French Cookery. a highly seasoned stew of meat or fish, with or without vegetables.
verb (used with object), ragouted
[ra-good] /ræˈgud/ (Show IPA), ragouting
[ra-goo-ing] /ræˈgu ɪŋ/ (Show IPA)
to make into a ragout.
a richly seasoned stew of meat or poultry and vegetables
verb -gouts (-ˈɡuːz), -gouting (-ˈɡuːɪŋ), -gouted (-ˈɡuːd)
(transitive) to make into a ragout
“highly seasoned meat and vegetable stew,” 1650s, from French ragoût (mid-17c.), from Middle French ragoûter “awaken the appetite,” from Old French re- “back” (see re-) + à “to” + goût “taste,” from Latin gustum (nominative gustus); see gusto.
[rag-pik-er] /ˈrægˌpɪk ər/ noun 1. a person who picks up and other waste material from the streets, refuse heaps, etc., for a livelihood.
noun 1. a decorating technique in which paint is applied with a roughly folded cloth in order to create a marbled effect
[rag] /ræg/ noun 1. a worthless piece of cloth, especially one that is torn or worn. 2. rags, ragged or tattered clothing: The tramp was dressed in rags. 3. any article of apparel regarded deprecatingly or self-deprecatingly, especially a dress: It’s just an old rag I had in the closet. 4. a shred, scrap, or […]
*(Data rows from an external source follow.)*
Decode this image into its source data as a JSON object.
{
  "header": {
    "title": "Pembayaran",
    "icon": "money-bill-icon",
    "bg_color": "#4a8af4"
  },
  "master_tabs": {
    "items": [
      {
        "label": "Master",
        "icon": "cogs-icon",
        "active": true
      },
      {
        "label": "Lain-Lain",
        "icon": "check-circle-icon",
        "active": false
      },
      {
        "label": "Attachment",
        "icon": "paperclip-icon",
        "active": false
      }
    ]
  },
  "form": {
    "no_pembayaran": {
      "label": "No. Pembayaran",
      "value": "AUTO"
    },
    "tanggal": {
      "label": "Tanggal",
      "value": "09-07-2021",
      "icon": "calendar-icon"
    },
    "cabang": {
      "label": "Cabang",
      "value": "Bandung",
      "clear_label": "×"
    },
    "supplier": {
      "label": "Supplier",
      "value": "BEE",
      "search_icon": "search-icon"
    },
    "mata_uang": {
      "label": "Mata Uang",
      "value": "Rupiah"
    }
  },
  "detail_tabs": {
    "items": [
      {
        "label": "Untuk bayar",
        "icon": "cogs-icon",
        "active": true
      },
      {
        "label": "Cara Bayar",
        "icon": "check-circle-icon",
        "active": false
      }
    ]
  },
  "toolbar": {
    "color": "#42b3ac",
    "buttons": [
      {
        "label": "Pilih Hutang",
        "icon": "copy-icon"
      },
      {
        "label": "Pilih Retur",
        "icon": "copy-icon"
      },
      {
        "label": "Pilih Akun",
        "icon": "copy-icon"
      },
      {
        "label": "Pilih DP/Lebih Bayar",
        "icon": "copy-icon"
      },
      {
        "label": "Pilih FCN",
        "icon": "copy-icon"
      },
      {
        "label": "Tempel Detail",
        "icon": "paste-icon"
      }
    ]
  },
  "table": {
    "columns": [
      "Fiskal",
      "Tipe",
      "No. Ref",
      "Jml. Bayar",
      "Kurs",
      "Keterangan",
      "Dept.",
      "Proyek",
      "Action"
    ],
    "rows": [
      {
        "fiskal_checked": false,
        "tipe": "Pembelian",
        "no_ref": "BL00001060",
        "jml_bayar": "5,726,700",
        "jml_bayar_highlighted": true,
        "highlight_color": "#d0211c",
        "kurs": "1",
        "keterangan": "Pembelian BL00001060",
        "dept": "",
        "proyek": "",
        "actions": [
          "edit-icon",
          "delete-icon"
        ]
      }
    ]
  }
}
noun 1. a rug, often multicolored, made of rags or strips of fabric woven or stitched together.